Your task:
Among the entries below, count the lines holding the string "English". Respond with the number alone.

Data under study:
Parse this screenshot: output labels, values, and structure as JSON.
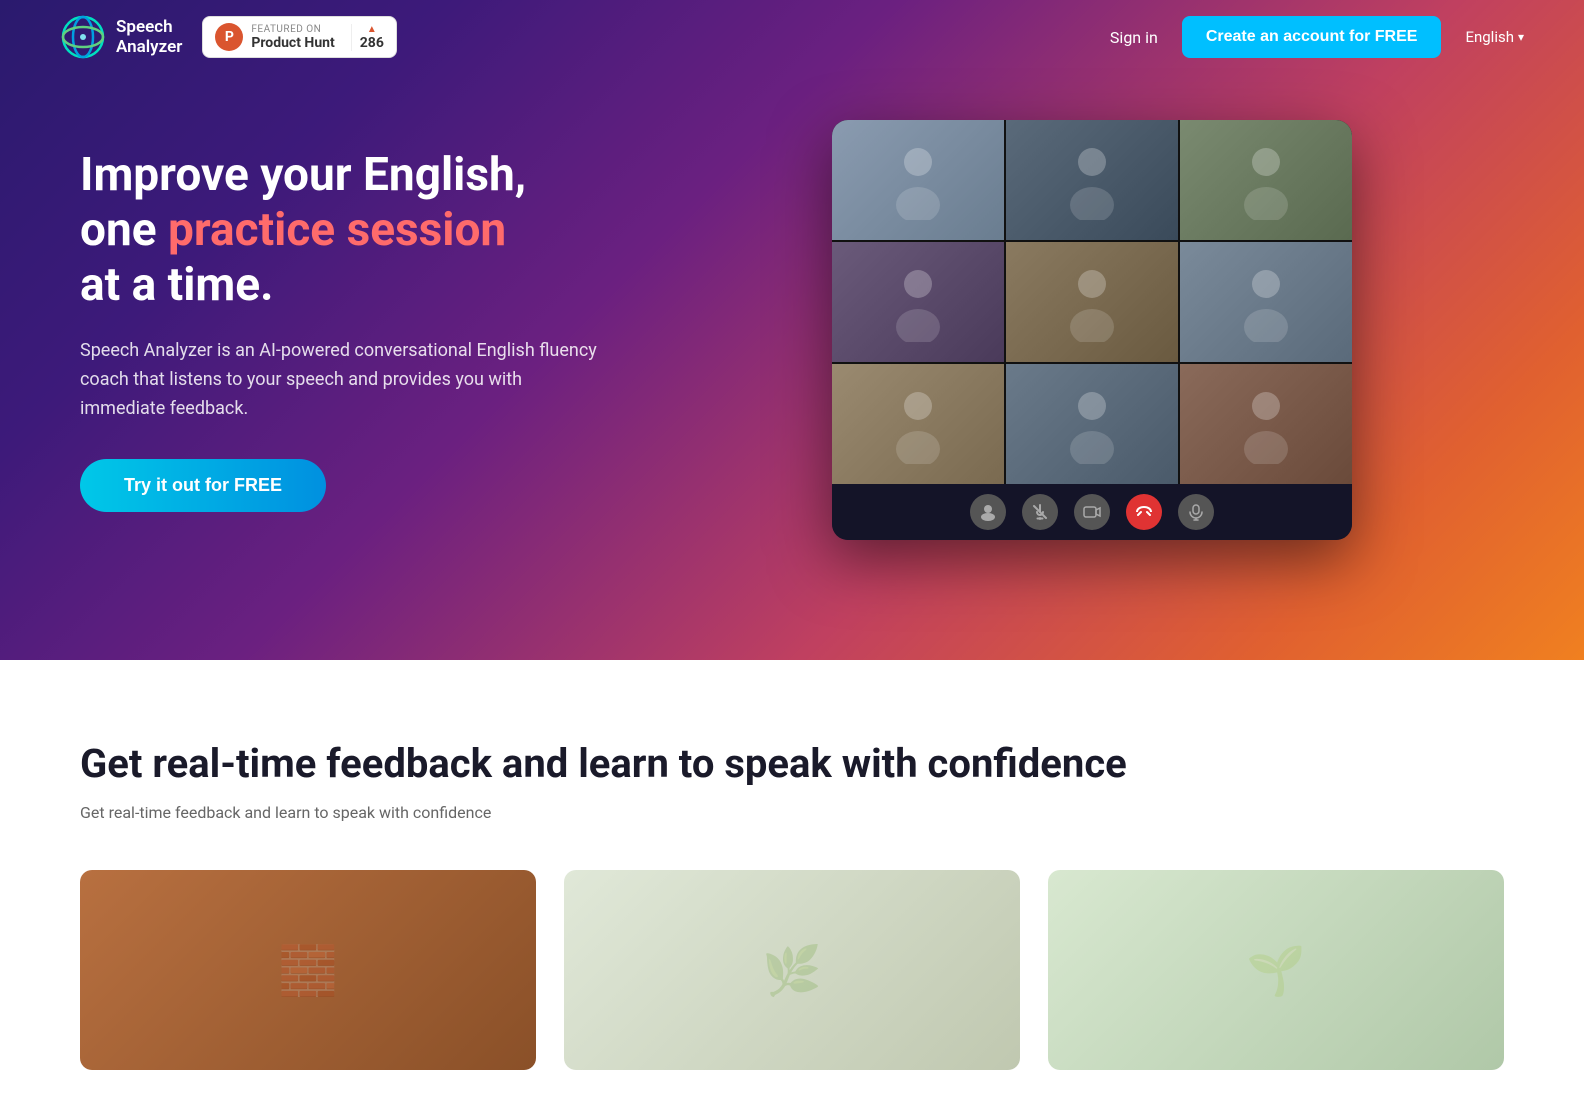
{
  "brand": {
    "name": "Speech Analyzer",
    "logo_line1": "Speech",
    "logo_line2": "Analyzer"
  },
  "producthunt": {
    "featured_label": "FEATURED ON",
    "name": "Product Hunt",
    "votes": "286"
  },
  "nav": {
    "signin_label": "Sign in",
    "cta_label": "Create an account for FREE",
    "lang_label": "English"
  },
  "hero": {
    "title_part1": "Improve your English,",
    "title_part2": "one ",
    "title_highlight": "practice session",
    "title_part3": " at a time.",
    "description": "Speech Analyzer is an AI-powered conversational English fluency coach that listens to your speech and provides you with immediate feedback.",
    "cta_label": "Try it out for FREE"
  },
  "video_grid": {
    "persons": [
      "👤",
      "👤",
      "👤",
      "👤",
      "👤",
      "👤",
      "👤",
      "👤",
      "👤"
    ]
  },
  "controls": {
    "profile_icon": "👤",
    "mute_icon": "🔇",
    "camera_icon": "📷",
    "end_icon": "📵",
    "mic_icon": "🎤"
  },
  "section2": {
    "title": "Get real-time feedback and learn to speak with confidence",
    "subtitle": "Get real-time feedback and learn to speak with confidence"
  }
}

Task output:
3